The real USP of Waterstones is their policy of decentralised buying. It means that, unlike the central buying department at Borders, individual buyers for the 200-odd Waterstones outlets can use their discretion about stock, based on what local readers' taste may dictate - the branch in Gower Street, beside London University, for instance, has the largest medical book department in the UK. "Having two thousand buyers gives us a scale advantage that no other book chain can match," said David Kneale, the new MD. "I want to encourage our people to experiment and take risks."
The biggest risk of all, you might say, is to open a vast new store at a time when the book-buying market seems stagnant as a millpond, and when Waterstones' year-on-year profits are down one per cent. "Undoubtedly the market is flat," said Kneale. "But when you've got a strong brand, this is precisely the time you should invest - when the others can't."

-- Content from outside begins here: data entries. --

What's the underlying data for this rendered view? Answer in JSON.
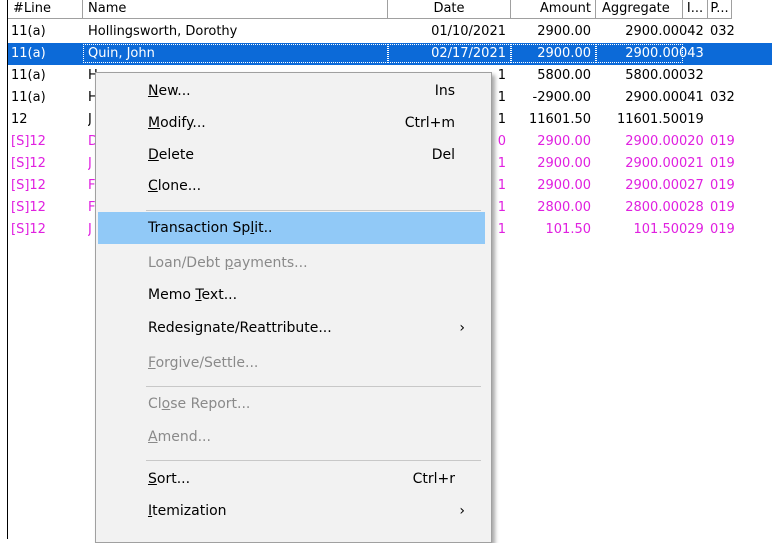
{
  "columns": [
    {
      "key": "line",
      "label": "#Line"
    },
    {
      "key": "name",
      "label": "Name"
    },
    {
      "key": "date",
      "label": "Date"
    },
    {
      "key": "amount",
      "label": "Amount"
    },
    {
      "key": "aggregate",
      "label": "Aggregate"
    },
    {
      "key": "i",
      "label": "I..."
    },
    {
      "key": "p",
      "label": "P..."
    }
  ],
  "rows": [
    {
      "line": "11(a)",
      "name": "Hollingsworth, Dorothy",
      "date": "01/10/2021",
      "amount": "2900.00",
      "aggregate": "2900.00",
      "i": "042",
      "p": "032",
      "style": "normal"
    },
    {
      "line": "11(a)",
      "name": "Quin, John",
      "date": "02/17/2021",
      "amount": "2900.00",
      "aggregate": "2900.00",
      "i": "043",
      "p": "",
      "style": "selected"
    },
    {
      "line": "11(a)",
      "name": "H",
      "date": "1",
      "amount": "5800.00",
      "aggregate": "5800.00",
      "i": "032",
      "p": "",
      "style": "normal"
    },
    {
      "line": "11(a)",
      "name": "H",
      "date": "1",
      "amount": "-2900.00",
      "aggregate": "2900.00",
      "i": "041",
      "p": "032",
      "style": "normal"
    },
    {
      "line": "12",
      "name": "J",
      "date": "1",
      "amount": "11601.50",
      "aggregate": "11601.50",
      "i": "019",
      "p": "",
      "style": "normal"
    },
    {
      "line": "[S]12",
      "name": "D",
      "date": "0",
      "amount": "2900.00",
      "aggregate": "2900.00",
      "i": "020",
      "p": "019",
      "style": "pink"
    },
    {
      "line": "[S]12",
      "name": "J",
      "date": "1",
      "amount": "2900.00",
      "aggregate": "2900.00",
      "i": "021",
      "p": "019",
      "style": "pink"
    },
    {
      "line": "[S]12",
      "name": "F",
      "date": "1",
      "amount": "2900.00",
      "aggregate": "2900.00",
      "i": "027",
      "p": "019",
      "style": "pink"
    },
    {
      "line": "[S]12",
      "name": "F",
      "date": "1",
      "amount": "2800.00",
      "aggregate": "2800.00",
      "i": "028",
      "p": "019",
      "style": "pink"
    },
    {
      "line": "[S]12",
      "name": "J",
      "date": "1",
      "amount": "101.50",
      "aggregate": "101.50",
      "i": "029",
      "p": "019",
      "style": "pink"
    }
  ],
  "menu": {
    "items": [
      {
        "pre": "",
        "acc": "N",
        "post": "ew...",
        "shortcut": "Ins",
        "state": "normal"
      },
      {
        "pre": "",
        "acc": "M",
        "post": "odify...",
        "shortcut": "Ctrl+m",
        "state": "normal"
      },
      {
        "pre": "",
        "acc": "D",
        "post": "elete",
        "shortcut": "Del",
        "state": "normal"
      },
      {
        "pre": "",
        "acc": "C",
        "post": "lone...",
        "shortcut": "",
        "state": "normal"
      },
      {
        "pre": "Transaction Sp",
        "acc": "l",
        "post": "it..",
        "shortcut": "",
        "state": "highlighted"
      },
      {
        "pre": "Loan/Debt ",
        "acc": "p",
        "post": "ayments...",
        "shortcut": "",
        "state": "disabled"
      },
      {
        "pre": "Memo ",
        "acc": "T",
        "post": "ext...",
        "shortcut": "",
        "state": "normal"
      },
      {
        "pre": "Redesignate/Reattribute...",
        "acc": "",
        "post": "",
        "shortcut": "",
        "state": "normal",
        "submenu": true
      },
      {
        "pre": "",
        "acc": "F",
        "post": "orgive/Settle...",
        "shortcut": "",
        "state": "disabled"
      },
      {
        "pre": "Cl",
        "acc": "o",
        "post": "se Report...",
        "shortcut": "",
        "state": "disabled"
      },
      {
        "pre": "",
        "acc": "A",
        "post": "mend...",
        "shortcut": "",
        "state": "disabled"
      },
      {
        "pre": "",
        "acc": "S",
        "post": "ort...",
        "shortcut": "Ctrl+r",
        "state": "normal"
      },
      {
        "pre": "",
        "acc": "I",
        "post": "temization",
        "shortcut": "",
        "state": "normal",
        "submenu": true
      }
    ],
    "submenu_arrow": "›"
  },
  "colors": {
    "selection": "#0c6ad8",
    "split_text": "#e020e0",
    "menu_highlight": "#91c9f7",
    "disabled": "#8a8a8a"
  }
}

Nicholas Clee, editor of The Bookseller, has watched the rise of the stores with interest. "An awful lot of trends have come from the other side of the Atlantic," he says, "like selling coffee, juice and the idea of lounging to customers. The superstore is another trend. The first shop here to offer coffee on sofas was Ottakers in Brighton. Then Waterstones took it up, then Books Etc. They're now described as `lifestyle stores'. Kneale talks dreamily about "making book-buying part of people's leisure time" as if browsing were a sensuous pleasure rather than the prelude to a retail choice.

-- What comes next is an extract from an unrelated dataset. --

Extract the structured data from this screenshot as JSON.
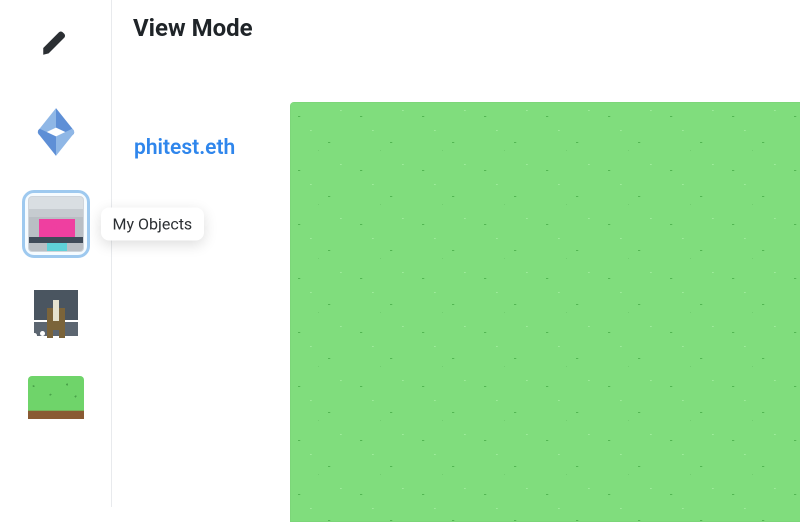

Borders chairman and chief executive Richard Joseph, a Johannesburg-born tough guy with a voice like glass being crushed under a door, went further. "We're a whole lot more than a bookshop," he rasped, "we're a number of shops - books, videos, CDs, magazines - all wrapped up in lively events stuff, the author readings and discussion groups, jazz gigs, poetry readings... We're trying to make our stores into places where people spend part of their leisure time, so they'll ask each other, `Shall we go to the pub, the cinema or to Borders?'"
Waterstones promises to extend their chain with new 25,000-square-foot properties in Manchester, Nottingham and Birmingham. Not to be outdone, Borders promises new books'n'music stores in "York, Bournemouth and, er, there's many more in the pipeline". But who is going to be doing all the book-buying that will justify such energetic investment? Who the hell is going to do all this reading?
Is there a war on? "I don't believe so," growled Richard Joseph. "What we're doing is completely different from what Waterstones are up to. We're providing several different things while they're just a huge bookshop". But don't you want to be even huger? "We want to be the best purveyor of books, CDs, videos, to be the leaders in all these fields."
A war, David Kneale? "You'll always have competition in any retail business," he said smoothly, "and we welcome anything that give customers more choice. But ultimately we aim to beat the opposition."
"These stores appear to be popular and successful," said Nicholas Clee at the The Bookseller, "but the competition is getting rough. Having the new Waterstones open beside Borders in Oxford Street next year means that neither store is likely to be profitable - and I think the management of both companies would probably admit that," said Clee. "But Waterstones just can't be seen to be defeated by Borders. For each of them, the goal is simply to be the biggest bookseller in the United Kingdom. And they'd both do anything to get there".Reuse content